Since I cut out my patchwork piece on our dining room table and transport them upstairs to sew, I've found having inexpensive trays to organize the cut pieces not only makes moving them easier, it keeps everything in one place while I'm sewing as well. Here, I have two trays to separate the light and dark pieces. I've also started making swatch cards for my quilts. This particular quilt will use 17 different fabrics from different fabric companies as well as from my stash of vintage fabrics and a simple card stock sheet with 2'' squares printed (or drawn) on it gives me a place to glue scrap swatches as I'm cutting out for the quilt. I could even punch holes in the card stock and place into a binder along with any other information about this quilt.

2.  Needle and Thread

Be sure to use the right sewing machine needle for the job and change that needle often! Manufacturer's recommend changing your sewing machine needle after every 4 hours of sewing. Now, I must confess, I don't change my needle that faithfully, but I do so after every two projects. You will save wear and tear on your expensive sewing machine and a fresh needle is also kinder to the fabrics.

Be sure to use quality thread when sewing. Good thread not only has less lint that gunks up your sewing machine but seams will also stand up to use and your quilts and other projects will hold up longer over time. 

3. Diagonal Pinning

I've done A LOT of sewing and over the years I've discovered that pinning your patchwork seams on the diagonal works the best for holding the pieces in place and achieving perfect piecing.

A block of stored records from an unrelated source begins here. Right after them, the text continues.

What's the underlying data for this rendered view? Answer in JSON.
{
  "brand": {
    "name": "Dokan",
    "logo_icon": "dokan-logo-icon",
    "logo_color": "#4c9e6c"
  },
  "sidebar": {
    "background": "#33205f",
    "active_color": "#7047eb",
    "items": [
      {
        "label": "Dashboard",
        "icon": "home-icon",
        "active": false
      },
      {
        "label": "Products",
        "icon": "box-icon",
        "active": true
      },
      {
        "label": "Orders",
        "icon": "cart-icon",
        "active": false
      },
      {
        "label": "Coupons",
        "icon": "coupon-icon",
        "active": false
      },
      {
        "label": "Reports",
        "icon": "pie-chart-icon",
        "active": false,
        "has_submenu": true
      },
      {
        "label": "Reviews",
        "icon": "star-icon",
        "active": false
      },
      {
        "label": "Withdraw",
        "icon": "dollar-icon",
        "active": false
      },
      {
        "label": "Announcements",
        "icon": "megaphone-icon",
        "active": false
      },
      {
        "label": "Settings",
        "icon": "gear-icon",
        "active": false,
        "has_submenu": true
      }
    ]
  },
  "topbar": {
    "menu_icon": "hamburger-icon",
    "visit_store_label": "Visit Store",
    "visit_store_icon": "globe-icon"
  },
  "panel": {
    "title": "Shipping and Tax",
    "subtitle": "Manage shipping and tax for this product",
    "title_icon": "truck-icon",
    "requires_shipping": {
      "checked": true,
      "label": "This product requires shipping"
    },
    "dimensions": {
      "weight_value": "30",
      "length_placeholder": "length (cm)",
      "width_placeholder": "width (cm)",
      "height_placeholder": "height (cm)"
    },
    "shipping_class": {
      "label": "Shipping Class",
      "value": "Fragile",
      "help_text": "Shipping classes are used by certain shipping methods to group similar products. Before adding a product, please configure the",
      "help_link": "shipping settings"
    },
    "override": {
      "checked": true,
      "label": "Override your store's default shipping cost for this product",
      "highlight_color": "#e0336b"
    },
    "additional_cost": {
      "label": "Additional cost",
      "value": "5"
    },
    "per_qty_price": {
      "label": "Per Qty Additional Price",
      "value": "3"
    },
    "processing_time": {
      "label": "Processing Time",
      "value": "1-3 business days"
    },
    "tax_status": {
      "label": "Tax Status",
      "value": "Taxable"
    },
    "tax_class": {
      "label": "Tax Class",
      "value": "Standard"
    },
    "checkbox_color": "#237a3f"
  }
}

Place pins diagonally across butted and nested seams, catching the seam allowances on each side. Pinning from right (where pin enters) to left (where pin exits) allows you to sew very close to the pin, catching the leading seam allowance before removing the pin and continuing to sew. This also works for pressed open seams. I'm right handed, so pinning in this manner is very natural for me. Any lefties out there will have to let me know how this works for them. 

4. Sewing at Large

Speaking of sewing a lot, I've recently advanced to a large Aurifil cone because I use a ton of thread. My machine does not have a way to attach a cone so it's kept me from using these large spools--till now! 

I had a plastic CD container I was about to toss in the recycle bin until I saw some potential in the base. I actually saved the top too because it would make a great table top thread catching bin. Anyway, the base is wide, has a center spindle and is perfect to hold a cone of thread for use with a domestic sewing machine--yay!!! 

5. Office Supplies

Back-to-school means school supplies are everywhere right now. I don't have any kids in school any more but each year I can't help but look at all the fun notebooks, pencils, and fun items with fond memories of buying supplies with my kids. I seem to pick up at least one item each year just out of habit. This year, I found this neat plastic pencil case at Office Depot for $1.00. It has a clear, sliding tray that snaps to the outer sleeve. The case is the perfect size to hold a rotary cutter and possibly some other small sewing tools. Having a container like this to store your rotary cutter is nice when traveling or just to keep out of harms way around your work space. 

I also use office supply binder clips for holding my binding. Washi tape is great to have handy for taping blocks to a wall for a quick design wall anywhere. 

What are some of your favorite sewing tips and/or sewing hacks? Let me know by leaving a comment on this post. I'd love to feature your tip/hack in a future blog post. xxxx